Aarhus Abortion Abu Qatada Abuse Access to justice adoption AI air pollution air travel ALBA Allergy Al Qaeda Amnesty International animal rights Animals Anne Sacoolas anonymity Article 1 Protocol 1 Article 2 article 3 Article 4 article 5 Article 6 Article 8 Article 9 article 10 Article 11 article 13 Article 14 article 263 TFEU Artificial Intelligence Asbestos Assange assisted suicide asylum asylum seekers Australia autism badgers benefits Bill of Rights biotechnology blogging Bloody Sunday brexit Bribery British Waterways Board care homes Catholic Church Catholicism Chagos Islanders Charter of Fundamental Rights child protection Children children's rights China christianity citizenship civil liberties campaigners civil partnerships climate change clinical negligence closed material procedure Coercion Commission on a Bill of Rights common law communications competition confidentiality consent conservation constitution contact order contact tracing contempt of court Control orders Copyright coronavirus coronavirus act 2020 costs costs budgets Court of Protection covid crime criminal law Cybersecurity Damages data protection death penalty defamation DEFRA deportation deprivation of liberty derogations Detention Dignitas diplomacy diplomatic relations disability disclosure Discrimination disease divorce DNA domestic violence duty of care ECHR ECtHR Education election Employment Environment Equality Act Equality Act 2010 Ethiopia EU EU Charter of Fundamental Rights EU costs EU law European Convention on Human Rights European Court of Human Rights European Court of Justice evidence extradition extraordinary rendition Facebook Facial Recognition Family Fatal Accidents Fertility FGM Finance foreign criminals foreign office foreign policy France freedom of assembly Freedom of Expression freedom of information freedom of speech Gay marriage gay rights Gaza Gender genetics Germany Google Grenfell Gun Control hague convention Harry Dunn Health HIV home office Housing HRLA human rights Human Rights Act human rights news Human Rights Watch Huntington's Disease immigration India Indonesia injunction Inquests insurance international law internet inuit Iran Iraq Ireland islam Israel Italy IVF ivory ban Japan joint enterprise judaism judicial review Judicial Review reform Julian Assange jury trial JUSTICE Justice and Security Bill Law Pod UK legal aid legal aid cuts Leveson Inquiry lgbtq liability Libel Liberty Libya lisbon treaty Lithuania local authorities marriage Media and Censorship mental capacity Mental Capacity Act Mental Health military Ministry of Justice modern slavery morocco murder music Muslim nationality national security naturism neuroscience NHS Northern Ireland nuclear challenges nuisance Obituary ouster clauses parental rights parliamentary expenses scandal patents Pensions Personal Injury physician assisted death Piracy Plagiarism planning planning system Poland Police Politics Pope press prison Prisoners prisoner votes Prisons privacy procurement Professional Discipline Property proportionality prosecutions prostituton Protection of Freedoms Bill Protest Public/Private public access public authorities public inquiries quarantine Radicalisation refugee rehabilitation Reith Lectures Religion RightsInfo right to die right to family life Right to Privacy right to swim riots Roma Romania round-up Round Up Royals Russia saudi arabia Scotland secrecy secret justice Secret trials sexual offence shamima begum Sikhism Smoking social media social workers South Africa Spain special advocates Sports Standing starvation statelessness stem cells stop and search Strasbourg super injunctions Supreme Court Supreme Court of Canada surrogacy surveillance sweatshops Syria Tax technology Terrorism The Round Up tort Torture travel treason treaty accession trial by jury TTIP Turkey Twitter UK Ukraine universal credit universal jurisdiction unlawful detention USA US Supreme Court vicarious liability Wales War Crimes Wars Weekly Round-up Welfare Western Sahara Whistleblowing Wikileaks wildlife wind farms WomenInLaw Worboys wrongful birth YearInReview Zimbabwe


This blog is maintained for information purposes only.
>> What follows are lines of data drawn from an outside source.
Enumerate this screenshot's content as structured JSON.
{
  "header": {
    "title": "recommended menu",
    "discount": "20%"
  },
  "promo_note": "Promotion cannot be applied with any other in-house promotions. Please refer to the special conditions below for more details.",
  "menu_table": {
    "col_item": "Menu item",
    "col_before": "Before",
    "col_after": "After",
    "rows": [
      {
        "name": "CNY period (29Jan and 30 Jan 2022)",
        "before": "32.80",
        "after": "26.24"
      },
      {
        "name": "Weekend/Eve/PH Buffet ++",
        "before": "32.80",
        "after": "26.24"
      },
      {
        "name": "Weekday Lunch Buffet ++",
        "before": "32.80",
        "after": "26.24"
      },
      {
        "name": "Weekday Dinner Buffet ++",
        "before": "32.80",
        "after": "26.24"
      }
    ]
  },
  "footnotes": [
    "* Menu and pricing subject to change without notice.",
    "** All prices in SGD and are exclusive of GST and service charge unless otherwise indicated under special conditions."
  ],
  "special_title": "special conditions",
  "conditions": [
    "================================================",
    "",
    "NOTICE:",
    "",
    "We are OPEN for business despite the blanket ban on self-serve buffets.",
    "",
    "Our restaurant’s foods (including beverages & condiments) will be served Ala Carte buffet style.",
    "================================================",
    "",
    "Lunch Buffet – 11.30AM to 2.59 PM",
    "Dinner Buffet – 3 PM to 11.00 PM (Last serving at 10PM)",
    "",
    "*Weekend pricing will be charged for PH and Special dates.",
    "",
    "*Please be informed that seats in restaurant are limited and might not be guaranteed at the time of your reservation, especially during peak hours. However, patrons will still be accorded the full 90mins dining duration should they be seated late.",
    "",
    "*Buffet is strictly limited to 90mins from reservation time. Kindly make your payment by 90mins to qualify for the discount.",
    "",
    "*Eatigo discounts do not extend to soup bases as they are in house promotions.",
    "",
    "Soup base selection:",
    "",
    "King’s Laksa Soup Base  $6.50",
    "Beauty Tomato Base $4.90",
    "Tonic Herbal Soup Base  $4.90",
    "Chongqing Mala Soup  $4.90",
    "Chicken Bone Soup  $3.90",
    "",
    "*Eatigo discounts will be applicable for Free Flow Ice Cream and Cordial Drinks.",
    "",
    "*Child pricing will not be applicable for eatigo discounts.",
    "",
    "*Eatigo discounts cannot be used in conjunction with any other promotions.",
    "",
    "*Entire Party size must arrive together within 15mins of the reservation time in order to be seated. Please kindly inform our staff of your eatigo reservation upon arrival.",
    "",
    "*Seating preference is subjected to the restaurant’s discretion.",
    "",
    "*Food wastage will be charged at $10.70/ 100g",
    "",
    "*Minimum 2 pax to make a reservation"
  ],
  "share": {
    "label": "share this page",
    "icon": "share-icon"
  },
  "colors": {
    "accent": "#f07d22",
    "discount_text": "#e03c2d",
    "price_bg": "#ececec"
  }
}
It is not intended to be a source of legal advice and must not be relied upon as such. Blog posts reflect the views and opinions of their individual authors, not of chambers as a whole.

Our privacy policy can be found on our ‘subscribe’ page or by clicking here.

%d bloggers like this: